[Link]This was interesting, but not super helpful for Tang. The appendix with garment diagrams, especially the pleating, was the only thing I used this for. It may be useful for other time periods, with the caveat that this is a modern stage interpretation of historic garments.

H. C. [user25056]. (2014, May 3.) How to wear a traditional Chinese garment called ‘Quixiong Ruqun’[Video file]. Retrieved from https://www.youtube.com/watch?v=fGSylLPJ42o
I’m not sure if I would have figured out how the skirt works if I hadn’t seen this video.

Johns, J. (4 June 2011). China’s disappearing clothing. We Drive East.  Retrieved from: https://wedriveeast.wordpress.com/2011/06/04/chinas-disappearing-clothing/
This blog of a Fullbright scholar is centered on the history of Chinese breast-binding, but as I can’t read Chinese, her summaries of Chinese sources describing the evolution of undergarment was invaluable.

Ling, S. (14 Dec 2012). More on the Hezi (Undergarment). Dressed up dreams. Retrieved from http://dressed-up-dreams.blogspot.com/2012/12/more-on-hezi-undergarment.html
More interesting information about the Hezi – take with a grain of salt.

Ling, S. (22 Nov 2012). (An extremely long post on) Tang costume history. Dressed up dreams. Retrieved from http://dressed-up-dreams.blogspot.com/2012/11/an-extremely-long-post-on-tang-costume.html
Overview of Tang Dynasty clothing. Not many sources cited.

Mei, H. (2011). Chinese clothing. New York: Cambridge University Press.
[Link]This is a pretty slim volume, and she takes a lot from 5000 Years. Still, the information is good, if brief.

Ministry of Culture, People’s Republic of China. (2003).Secrets of Women’s Underwear in Ancient China. ChinaCulture.org. Retrieved from http://www.chinaculture.org/gb/en_artqa/2006-08/04/content_84371_4.htm
I’m not sure what to think of these little articles – you get no sense of real authorship. Still, the information is in line with what I found elsewhere.

Ravenfea (18 Jun 2010). Ramie fabric – the new (old) linen? Ravenfea: Maker of various fabric things.Retrieved from http://raevenfea.com/learning/ramie-fabric-the-new-old-linen/
Overview of linen vs. ramie.

Shaorong, Y. (2004). Traditional Chinese clothing: Costumes, adornments and culture. San Francisco: Long River Press.
[Link]
This is even slimmer than Mei’s book, but it goes garment by garment, so it’s helpful regardless of time period.

Vainker, S. (2004). Chinese silk: A cultural history. Newark, NJ: Rutgers University Press.
[Link]This was an invaluable source for me when it came to materials – it has lots of amazing photos of extant fabrics, and some great discussion about what weaves, colors, and techniques were used.

Zhou, X. & Gao, C. (1987). 5000 Years of Chinese costume.
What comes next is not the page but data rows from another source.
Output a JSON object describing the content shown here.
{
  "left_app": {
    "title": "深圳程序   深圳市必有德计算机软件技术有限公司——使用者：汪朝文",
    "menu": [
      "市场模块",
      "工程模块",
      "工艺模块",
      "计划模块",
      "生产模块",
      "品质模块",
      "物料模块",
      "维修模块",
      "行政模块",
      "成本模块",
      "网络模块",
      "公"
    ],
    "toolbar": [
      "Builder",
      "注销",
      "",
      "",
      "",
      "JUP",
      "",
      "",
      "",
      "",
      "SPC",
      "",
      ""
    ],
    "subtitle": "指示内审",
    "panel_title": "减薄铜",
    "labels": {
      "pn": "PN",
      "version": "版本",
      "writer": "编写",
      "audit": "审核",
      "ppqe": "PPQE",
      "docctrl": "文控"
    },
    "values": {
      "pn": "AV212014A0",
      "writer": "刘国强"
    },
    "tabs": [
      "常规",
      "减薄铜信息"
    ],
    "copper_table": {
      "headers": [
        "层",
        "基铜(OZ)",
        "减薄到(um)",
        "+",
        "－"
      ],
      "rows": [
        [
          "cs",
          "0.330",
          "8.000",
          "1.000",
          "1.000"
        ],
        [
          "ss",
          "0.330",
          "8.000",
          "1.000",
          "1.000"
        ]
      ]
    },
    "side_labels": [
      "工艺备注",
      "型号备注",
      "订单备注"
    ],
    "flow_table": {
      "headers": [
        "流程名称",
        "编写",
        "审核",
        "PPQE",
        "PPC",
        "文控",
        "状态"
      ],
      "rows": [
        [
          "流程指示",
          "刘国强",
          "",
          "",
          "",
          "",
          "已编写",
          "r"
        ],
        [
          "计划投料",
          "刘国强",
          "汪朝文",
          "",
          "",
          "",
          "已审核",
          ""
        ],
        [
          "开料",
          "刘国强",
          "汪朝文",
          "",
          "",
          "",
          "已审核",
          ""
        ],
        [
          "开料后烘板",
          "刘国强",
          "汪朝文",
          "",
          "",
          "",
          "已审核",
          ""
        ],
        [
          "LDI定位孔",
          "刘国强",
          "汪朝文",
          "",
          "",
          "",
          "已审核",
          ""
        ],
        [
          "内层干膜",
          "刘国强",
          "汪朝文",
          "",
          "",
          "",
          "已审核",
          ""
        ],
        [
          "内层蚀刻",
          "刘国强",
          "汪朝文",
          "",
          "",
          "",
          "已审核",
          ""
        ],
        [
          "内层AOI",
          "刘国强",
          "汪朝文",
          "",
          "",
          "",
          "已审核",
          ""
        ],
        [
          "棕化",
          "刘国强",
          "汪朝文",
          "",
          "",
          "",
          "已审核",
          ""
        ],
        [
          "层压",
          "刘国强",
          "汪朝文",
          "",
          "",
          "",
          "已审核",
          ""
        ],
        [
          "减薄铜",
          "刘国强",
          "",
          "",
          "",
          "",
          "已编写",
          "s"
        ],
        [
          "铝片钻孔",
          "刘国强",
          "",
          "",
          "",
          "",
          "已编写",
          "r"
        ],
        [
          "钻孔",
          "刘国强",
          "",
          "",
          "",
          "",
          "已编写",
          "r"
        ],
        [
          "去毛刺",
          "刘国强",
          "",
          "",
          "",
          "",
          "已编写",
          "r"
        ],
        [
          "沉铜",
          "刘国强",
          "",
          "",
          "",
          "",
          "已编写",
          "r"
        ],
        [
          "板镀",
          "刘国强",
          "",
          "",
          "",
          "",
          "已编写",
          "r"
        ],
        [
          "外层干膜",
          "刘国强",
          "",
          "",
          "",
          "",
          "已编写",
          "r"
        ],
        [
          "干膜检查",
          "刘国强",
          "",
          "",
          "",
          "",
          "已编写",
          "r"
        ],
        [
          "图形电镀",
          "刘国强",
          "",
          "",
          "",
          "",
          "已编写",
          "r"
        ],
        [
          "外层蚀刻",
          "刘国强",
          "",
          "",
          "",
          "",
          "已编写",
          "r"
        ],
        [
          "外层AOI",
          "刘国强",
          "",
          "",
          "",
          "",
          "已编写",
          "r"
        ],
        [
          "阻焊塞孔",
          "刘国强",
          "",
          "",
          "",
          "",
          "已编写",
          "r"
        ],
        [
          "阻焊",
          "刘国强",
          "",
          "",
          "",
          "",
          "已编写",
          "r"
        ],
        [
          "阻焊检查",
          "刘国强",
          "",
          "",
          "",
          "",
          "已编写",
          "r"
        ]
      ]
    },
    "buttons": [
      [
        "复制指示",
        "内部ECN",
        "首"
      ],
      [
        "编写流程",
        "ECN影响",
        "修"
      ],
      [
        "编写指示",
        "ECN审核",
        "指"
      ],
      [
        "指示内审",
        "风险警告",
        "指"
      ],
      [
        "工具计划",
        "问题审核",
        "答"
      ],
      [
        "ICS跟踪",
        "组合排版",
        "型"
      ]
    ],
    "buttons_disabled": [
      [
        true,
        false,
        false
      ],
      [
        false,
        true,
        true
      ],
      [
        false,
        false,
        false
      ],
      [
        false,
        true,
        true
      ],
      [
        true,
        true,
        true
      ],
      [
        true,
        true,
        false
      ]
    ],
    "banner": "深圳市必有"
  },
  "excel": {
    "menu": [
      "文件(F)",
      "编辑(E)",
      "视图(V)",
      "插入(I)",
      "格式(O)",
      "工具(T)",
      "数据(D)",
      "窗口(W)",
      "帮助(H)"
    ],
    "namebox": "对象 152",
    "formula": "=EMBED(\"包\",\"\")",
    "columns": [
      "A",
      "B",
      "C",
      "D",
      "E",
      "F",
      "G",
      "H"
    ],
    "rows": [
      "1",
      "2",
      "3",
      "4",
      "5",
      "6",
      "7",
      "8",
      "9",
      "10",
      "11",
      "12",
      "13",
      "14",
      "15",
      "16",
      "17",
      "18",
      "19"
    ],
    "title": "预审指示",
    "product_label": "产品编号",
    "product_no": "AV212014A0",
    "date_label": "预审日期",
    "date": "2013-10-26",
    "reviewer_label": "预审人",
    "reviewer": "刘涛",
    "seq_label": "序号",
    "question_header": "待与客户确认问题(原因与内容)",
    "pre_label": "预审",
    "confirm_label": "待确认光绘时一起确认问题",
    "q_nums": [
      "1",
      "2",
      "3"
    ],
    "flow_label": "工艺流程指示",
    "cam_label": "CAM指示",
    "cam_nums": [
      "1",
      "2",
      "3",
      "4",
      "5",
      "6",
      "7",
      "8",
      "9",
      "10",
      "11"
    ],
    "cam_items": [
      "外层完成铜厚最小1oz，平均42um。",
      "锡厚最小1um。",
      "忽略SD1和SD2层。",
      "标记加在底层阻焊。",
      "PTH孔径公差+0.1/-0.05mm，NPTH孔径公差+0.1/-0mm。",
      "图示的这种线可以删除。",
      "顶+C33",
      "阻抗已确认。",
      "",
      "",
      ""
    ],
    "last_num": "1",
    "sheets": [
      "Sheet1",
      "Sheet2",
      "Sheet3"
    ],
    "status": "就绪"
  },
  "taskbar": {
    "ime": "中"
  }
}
Tsui-Yee Tang (Ed.) Hong Kong: China Books and Periodicals.
[Link]If I could only own one book of this list, 5000 Years would be it. It’s huge, it’s got lots of great reproduction diagrams of outfits along with period illustrations, and it covers pretty much everything. I focused on Tang, but it has sections for each time period. It can be spendy, but I had success with interlibrary-loan.

If you’re interested in my overview/construction notes – I’ve got them right here.

Want to share this?